* What the task requires:
What you return must be the lines of the data that hold the word "time".

* Dataset rows describing interfaces:

========================================================================

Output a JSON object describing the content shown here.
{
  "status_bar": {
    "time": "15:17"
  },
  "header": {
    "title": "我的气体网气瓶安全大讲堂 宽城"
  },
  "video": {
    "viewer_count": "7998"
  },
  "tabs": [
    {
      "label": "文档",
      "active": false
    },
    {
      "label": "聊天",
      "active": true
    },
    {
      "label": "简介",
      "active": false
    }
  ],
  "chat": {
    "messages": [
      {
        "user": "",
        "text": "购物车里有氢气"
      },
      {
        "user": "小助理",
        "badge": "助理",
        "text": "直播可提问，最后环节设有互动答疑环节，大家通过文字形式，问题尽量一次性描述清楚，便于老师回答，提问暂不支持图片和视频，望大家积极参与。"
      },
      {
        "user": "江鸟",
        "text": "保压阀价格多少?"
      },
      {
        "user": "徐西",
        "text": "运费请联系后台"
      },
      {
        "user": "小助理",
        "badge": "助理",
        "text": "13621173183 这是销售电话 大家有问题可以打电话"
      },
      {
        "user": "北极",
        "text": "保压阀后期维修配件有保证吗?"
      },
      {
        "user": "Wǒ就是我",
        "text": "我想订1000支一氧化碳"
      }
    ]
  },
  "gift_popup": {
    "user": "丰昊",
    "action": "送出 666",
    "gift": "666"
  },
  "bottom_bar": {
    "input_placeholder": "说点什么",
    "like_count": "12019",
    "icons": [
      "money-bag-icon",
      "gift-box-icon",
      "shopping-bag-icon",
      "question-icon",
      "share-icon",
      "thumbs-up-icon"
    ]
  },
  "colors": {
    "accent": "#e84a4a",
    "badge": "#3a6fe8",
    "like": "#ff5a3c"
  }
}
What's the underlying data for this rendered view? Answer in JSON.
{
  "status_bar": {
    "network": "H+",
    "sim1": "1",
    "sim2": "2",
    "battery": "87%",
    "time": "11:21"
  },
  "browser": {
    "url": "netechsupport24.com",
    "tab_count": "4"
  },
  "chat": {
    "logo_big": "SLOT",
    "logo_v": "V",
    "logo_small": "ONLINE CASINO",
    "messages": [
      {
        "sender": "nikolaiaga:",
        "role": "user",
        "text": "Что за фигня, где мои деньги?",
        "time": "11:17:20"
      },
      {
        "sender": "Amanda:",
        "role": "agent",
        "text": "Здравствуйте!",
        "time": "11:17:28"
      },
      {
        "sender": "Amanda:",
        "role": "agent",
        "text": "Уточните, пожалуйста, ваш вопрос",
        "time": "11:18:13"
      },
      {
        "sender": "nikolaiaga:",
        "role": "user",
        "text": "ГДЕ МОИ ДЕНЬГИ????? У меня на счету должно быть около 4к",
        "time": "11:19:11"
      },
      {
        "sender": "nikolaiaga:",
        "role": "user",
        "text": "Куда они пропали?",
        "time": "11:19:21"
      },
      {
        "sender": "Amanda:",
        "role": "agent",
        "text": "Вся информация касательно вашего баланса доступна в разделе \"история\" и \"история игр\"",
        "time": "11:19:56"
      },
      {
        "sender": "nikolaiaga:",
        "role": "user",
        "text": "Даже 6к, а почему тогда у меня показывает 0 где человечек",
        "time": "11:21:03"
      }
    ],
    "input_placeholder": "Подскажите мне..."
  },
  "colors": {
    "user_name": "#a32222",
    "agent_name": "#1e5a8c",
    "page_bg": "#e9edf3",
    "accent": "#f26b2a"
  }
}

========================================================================

* Your response:
    "time": "15:17"
    "time": "11:21"
        "time": "11:17:20"
        "time": "11:17:28"
        "time": "11:18:13"
        "time": "11:19:11"
        "time": "11:19:21"
        "time": "11:19:56"
        "time": "11:21:03"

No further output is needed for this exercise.